One of the most anticipated awards at the ICC annual awards is the spirit of cricket award. There was a time some years back when cricket had become so intense that there were some players who thought it was a boxing ring with no hold barred as far as winning was concerned. Thankfully the Boards have now become proactive than reactive and are instructing their teams that playing hard to win is one thing but that is no reason for behaviour on and off the field to go down the tube. The disciplining and fining of some well known hell raisers has certainly helped as it has shown that the administrators are serious and that has made a big difference. Players will still have the odd chirp here and there but generally it’s not nasty and personal and so does not cause offence to the one addressed to as well as the viewers who can lip read if not hear everything, thanks to TV technology.
New Zealand won the Spirit of Cricket Award this year which is adjudicated by the umpires and match referees. Just a day earlier the cricketing world had seen the evidence of the spirit when Daniel Vettori recalled Paul Collingwood after he was adjudged run-out as he went down the pitch after awkwardly moving away from a short delivery thinking the ball was dead and it was the end of the over. Brendon McCullum who had gathered the ball behind the wickets saw Collingwood out of his ground and rolled the ball and knocked down the stumps and appealed. The square leg umpire went up to the TV umpire who ruled it out since the batsman was quite clearly out of his crease. Collingwood stood his ground and both umpires then conferred with each other and then with Daniel Vettori, withdrew the appeal and so Collingwood could resume his innings. It was quite ironic that it was Collingwood who was the beneficiary since a couple of years back when he was captain of England’s one-day squad he had refused to recall a New Zealand batsman who had collided with the bowler and so was stranded well out of his crease. He was criticised heavily in the media then and it was probably one of the reasons why he opted to quit the captaincy a little while later. Again ironically it was the same New Zealand team which had appealed successfully when Muthiah Muralidharan went out of his crease to congratulate Kumar Sangakarra on completing his century. The umpires ruled the ball was not dead though it was quite obvious that Murali was not trying to take a run but only going to congratulate Sangakkara on a fine century. Fleming the then kiwi skipper refused to recall Murali.
In an earlier game in the Champions Trophy Andrew Strauss also had recalled Angelo Matthews of Sri Lanka when he collided with a bowler and was thus hampered from completing a run. His coach Andy Flower wasn’t impressed and suggested that he would not have done what Strauss did. It is here that players can have a problem for the coach knows that his job will be secure only if the team wins and so he will encourage the team to win at all costs even if it is at the cost of the spirit of the game. It was good to see that Strauss did the right thing though of course there is always the possibility that his gesture may not be reciprocated by the opposition skipper. Strauss though came in for a bit of stick from the South Africa media when he refused a runner when Graeme Smith who was batting splendidly asked for a runner after completing a top class century.

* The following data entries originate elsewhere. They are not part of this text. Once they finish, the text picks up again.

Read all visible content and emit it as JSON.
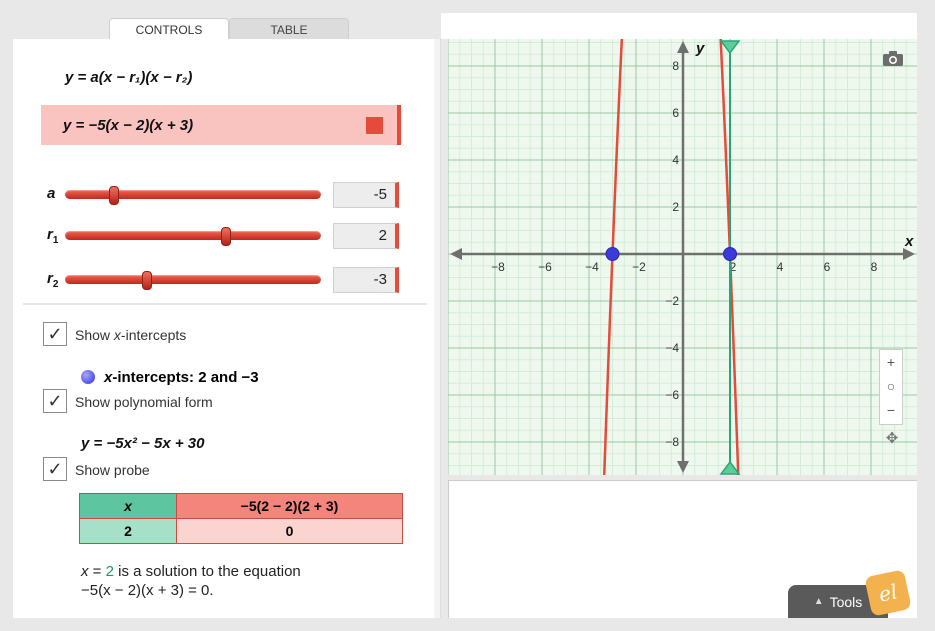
{
  "tabs": [
    {
      "label": "CONTROLS",
      "active": true
    },
    {
      "label": "TABLE",
      "active": false
    }
  ],
  "equations": {
    "general": "y = a(x − r₁)(x − r₂)",
    "specific": "y = −5(x − 2)(x + 3)",
    "curve_color": "#e54a3a"
  },
  "sliders": [
    {
      "label": "a",
      "sub": "",
      "value": "-5",
      "fraction": 0.19
    },
    {
      "label": "r",
      "sub": "1",
      "value": "2",
      "fraction": 0.63
    },
    {
      "label": "r",
      "sub": "2",
      "value": "-3",
      "fraction": 0.32
    }
  ],
  "options": {
    "show_intercepts": {
      "label_pre": "Show ",
      "label_var": "x",
      "label_post": "-intercepts",
      "checked": true
    },
    "intercepts_text_var": "x",
    "intercepts_text": "-intercepts: 2 and −3",
    "show_poly": {
      "label": "Show polynomial form",
      "checked": true
    },
    "poly_form": "y = −5x² − 5x + 30",
    "show_probe": {
      "label": "Show probe",
      "checked": true
    }
  },
  "probe_table": {
    "headers": [
      "x",
      "−5(2 − 2)(2 + 3)"
    ],
    "row": [
      "2",
      "0"
    ]
  },
  "solution": {
    "line1_var": "x",
    "line1_eq": " = ",
    "line1_val": "2",
    "line1_rest": " is a solution to the equation",
    "line2": "−5(x − 2)(x + 3) = 0."
  },
  "graph": {
    "x_label": "x",
    "y_label": "y",
    "x_ticks": [
      "−8",
      "−6",
      "−4",
      "−2",
      "2",
      "4",
      "6",
      "8"
    ],
    "y_ticks": [
      "8",
      "6",
      "4",
      "2",
      "−2",
      "−4",
      "−6",
      "−8"
    ],
    "axis_range": {
      "xmin": -10,
      "xmax": 10,
      "ymin": -9.5,
      "ymax": 9.5
    },
    "intercepts": [
      2,
      -3
    ],
    "probe_x": 2,
    "grid_color": "#b9dcbf",
    "probe_color": "#2aa57a",
    "point_color": "#3b3bdc"
  },
  "zoom": {
    "plus": "+",
    "reset": "○",
    "minus": "−"
  },
  "tools": {
    "label": "Tools"
  },
  "icons": {
    "camera": "camera-icon",
    "pan": "pan-icon",
    "logo": "logo-badge"
  }
}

Strauss was not the one to blame since it is now a policy of the umpires and match referees not to allow a runner or a substitute for cramps believing that tiredness is no reason for one to be allowed a substitute. Strauss though copped the blame and defended his action by saying that lasting the fifty overs is a question of training and being physically fit and ready and since there was no muscle pull or tear then a substitute was not on.
In the Ashes series too Strauss had done the sporting thing by allowing Australia to change its wicketkeeper after the toss had been made. Brad Haddin broke his finger during practice after the toss and Strauss would have been perfectly within his rights to deny Australia another keeper but he was sporting enough to do the correct thing and in doing so enhanced the image of the England cricket team as well as uphold the spirit of the game.
These two skippers have shown that they have their hearts in the right places though it is debatable that even within their team there may well be some who may think the skipper is going soft. The game is now being seen by a lot more people on the TV and many youngsters are watching it and get massively influenced by the actions of their heroes and want to emulate them when they are playing. A few years back many parents did not want their children to play cricket because they were horrified at the language used even in school games and it was all due to the kids thinking it was right to abuse the opponent because their heroes were doing it playing at the international level. Many a promising talent has thus been lost to the game.
What Strauss and Vettori have done in the ICC Champions Trophy is to restore faith in sportsmanship and that a team can win even without being nasty and bending the rules of the game. It is a great sign for the game and congratulations are due not just to them but to the administrators who have encouraged them to do the right thing and also to the much maligned ICC for instituting the spirit of cricket award. In the modern ‘win at all costs’ age hopefully it is one that will help bring back the saying 'it’s not cricket'.